What you should do:
Each line with the string "when" is to be copied from the records below.

Entries from a dataset of interfaces
=-=-=-=-=

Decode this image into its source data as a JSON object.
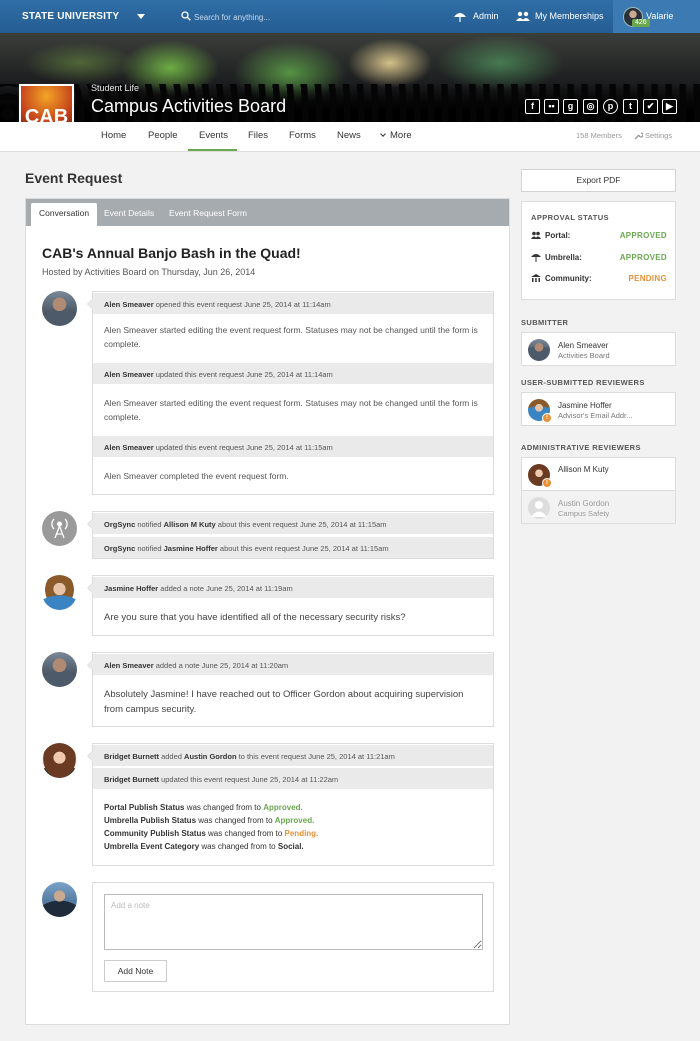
{
  "topbar": {
    "brand": "STATE UNIVERSITY",
    "search_placeholder": "Search for anything...",
    "admin": "Admin",
    "memberships": "My Memberships",
    "user_name": "Valarie",
    "user_badge": "426"
  },
  "org": {
    "logo_text": "CAB",
    "category": "Student Life",
    "name": "Campus Activities Board",
    "social_icons": [
      "facebook-icon",
      "flickr-icon",
      "google-plus-icon",
      "instagram-icon",
      "pinterest-icon",
      "tumblr-icon",
      "twitter-icon",
      "youtube-icon"
    ]
  },
  "subnav": {
    "items": [
      "Home",
      "People",
      "Events",
      "Files",
      "Forms",
      "News",
      "More"
    ],
    "active": "Events",
    "members": "158 Members",
    "settings": "Settings"
  },
  "page": {
    "title": "Event Request"
  },
  "tabs": [
    "Conversation",
    "Event Details",
    "Event Request Form"
  ],
  "event": {
    "title": "CAB's Annual Banjo Bash in the Quad!",
    "hosted": "Hosted by Activities Board on Thursday, Jun 26, 2014"
  },
  "conversation": {
    "b1": {
      "h1": {
        "name": "Alen Smeaver",
        "text": " opened this event request June 25, 2014 at 11:14am"
      },
      "body1": "Alen Smeaver started editing the event request form. Statuses may not be changed until the form is complete.",
      "h2": {
        "name": "Alen Smeaver",
        "text": " updated this event request June 25, 2014 at 11:14am"
      },
      "body2": "Alen Smeaver started editing the event request form. Statuses may not be changed until the form is complete.",
      "h3": {
        "name": "Alen Smeaver",
        "text": " updated this event request June 25, 2014 at 11:15am"
      },
      "body3": "Alen Smeaver completed the event request form."
    },
    "b2": {
      "h1": {
        "actor": "OrgSync",
        "mid": " notified ",
        "target": "Allison M Kuty",
        "text": " about this event request June 25, 2014 at 11:15am"
      },
      "h2": {
        "actor": "OrgSync",
        "mid": " notified ",
        "target": "Jasmine Hoffer",
        "text": " about this event request June 25, 2014 at 11:15am"
      }
    },
    "b3": {
      "h1": {
        "name": "Jasmine Hoffer",
        "text": " added a note June 25, 2014 at 11:19am"
      },
      "body": "Are you sure that you have identified all of the necessary security risks?"
    },
    "b4": {
      "h1": {
        "name": "Alen Smeaver",
        "text": " added a note June 25, 2014 at 11:20am"
      },
      "body": "Absolutely Jasmine! I have reached out to Officer Gordon about acquiring supervision from campus security."
    },
    "b5": {
      "h1": {
        "actor": "Bridget Burnett",
        "mid": " added ",
        "target": "Austin Gordon",
        "text": " to this event request June 25, 2014 at 11:21am"
      },
      "h2": {
        "name": "Bridget Burnett",
        "text": " updated this event request June 25, 2014 at 11:22am"
      },
      "changes": [
        {
          "field": "Portal Publish Status",
          "mid": " was changed from to ",
          "value": "Approved.",
          "color": "#6aa84f"
        },
        {
          "field": "Umbrella Publish Status",
          "mid": " was changed from to ",
          "value": "Approved.",
          "color": "#6aa84f"
        },
        {
          "field": "Community Publish Status",
          "mid": " was changed from to ",
          "value": "Pending.",
          "color": "#e69138"
        },
        {
          "field": "Umbrella Event Category",
          "mid": " was changed from to ",
          "value": "Social.",
          "color": "#333333"
        }
      ]
    },
    "note": {
      "placeholder": "Add a note",
      "button": "Add Note"
    }
  },
  "sidebar": {
    "export": "Export PDF",
    "approval": {
      "title": "APPROVAL STATUS",
      "rows": [
        {
          "label": "Portal:",
          "value": "APPROVED",
          "color": "#6aa84f"
        },
        {
          "label": "Umbrella:",
          "value": "APPROVED",
          "color": "#6aa84f"
        },
        {
          "label": "Community:",
          "value": "PENDING",
          "color": "#e69138"
        }
      ]
    },
    "submitter": {
      "title": "SUBMITTER",
      "name": "Alen Smeaver",
      "sub": "Activities Board"
    },
    "user_reviewers": {
      "title": "USER-SUBMITTED REVIEWERS",
      "name": "Jasmine Hoffer",
      "sub": "Advisor's Email Addr..."
    },
    "admin_reviewers": {
      "title": "ADMINISTRATIVE REVIEWERS",
      "people": [
        {
          "name": "Allison M Kuty",
          "sub": ""
        },
        {
          "name": "Austin Gordon",
          "sub": "Campus Safety"
        }
      ]
    }
  },
  "colors": {
    "topbar": "#2b6aa3",
    "accent_green": "#6aa84f",
    "pending_orange": "#e69138"
  }
}
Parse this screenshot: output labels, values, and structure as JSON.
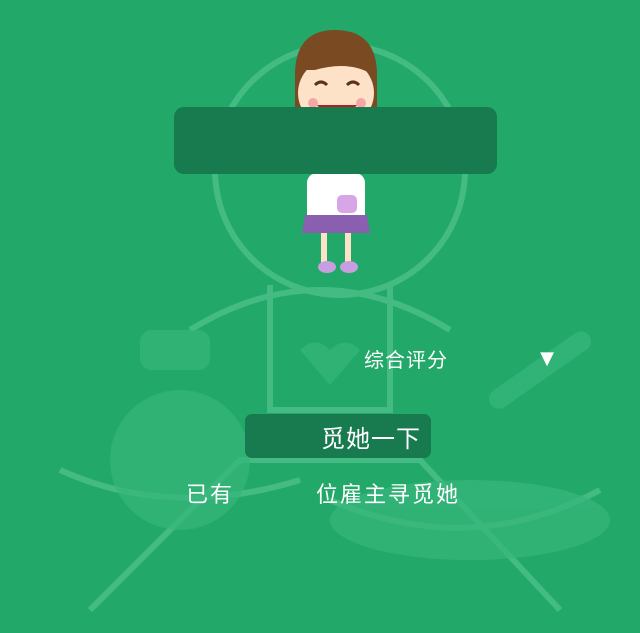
{
  "sort": {
    "label": "综合评分",
    "arrow_icon": "triangle-down-icon"
  },
  "find_button": {
    "label": "觅她一下"
  },
  "stats": {
    "prefix": "已有",
    "suffix": "位雇主寻觅她"
  },
  "colors": {
    "background": "#22a96a",
    "panel": "#187a4f"
  }
}
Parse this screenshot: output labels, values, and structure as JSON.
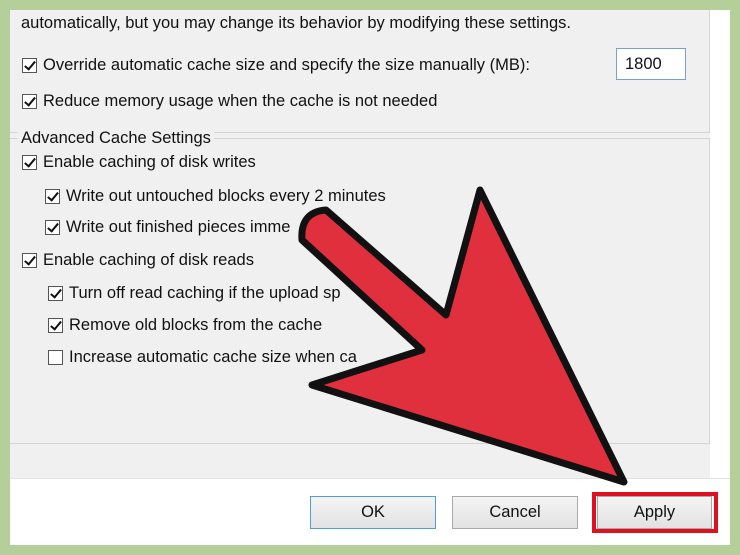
{
  "dialog": {
    "intro_text": "automatically, but you may change its behavior by modifying these settings.",
    "override": {
      "label": "Override automatic cache size and specify the size manually (MB):",
      "checked": true,
      "value": "1800"
    },
    "reduce": {
      "label": "Reduce memory usage when the cache is not needed",
      "checked": true
    },
    "advanced": {
      "legend": "Advanced Cache Settings",
      "items": [
        {
          "label": "Enable caching of disk writes",
          "checked": true
        },
        {
          "label": "Write out untouched blocks every 2 minutes",
          "checked": true
        },
        {
          "label": "Write out finished pieces imme",
          "checked": true
        },
        {
          "label": "Enable caching of disk reads",
          "checked": true
        },
        {
          "label": "Turn off read caching if the upload sp",
          "checked": true
        },
        {
          "label": "Remove old blocks from the cache",
          "checked": true
        },
        {
          "label": "Increase automatic cache size when ca",
          "checked": false
        }
      ]
    }
  },
  "buttons": {
    "ok": "OK",
    "cancel": "Cancel",
    "apply": "Apply"
  },
  "annotation": {
    "arrow_color": "#e0303e",
    "highlight_color": "#e0101e",
    "target": "apply-button"
  }
}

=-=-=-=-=

Expected answer:
      "label": "Reduce memory usage when the cache is not needed",
          "label": "Increase automatic cache size when ca",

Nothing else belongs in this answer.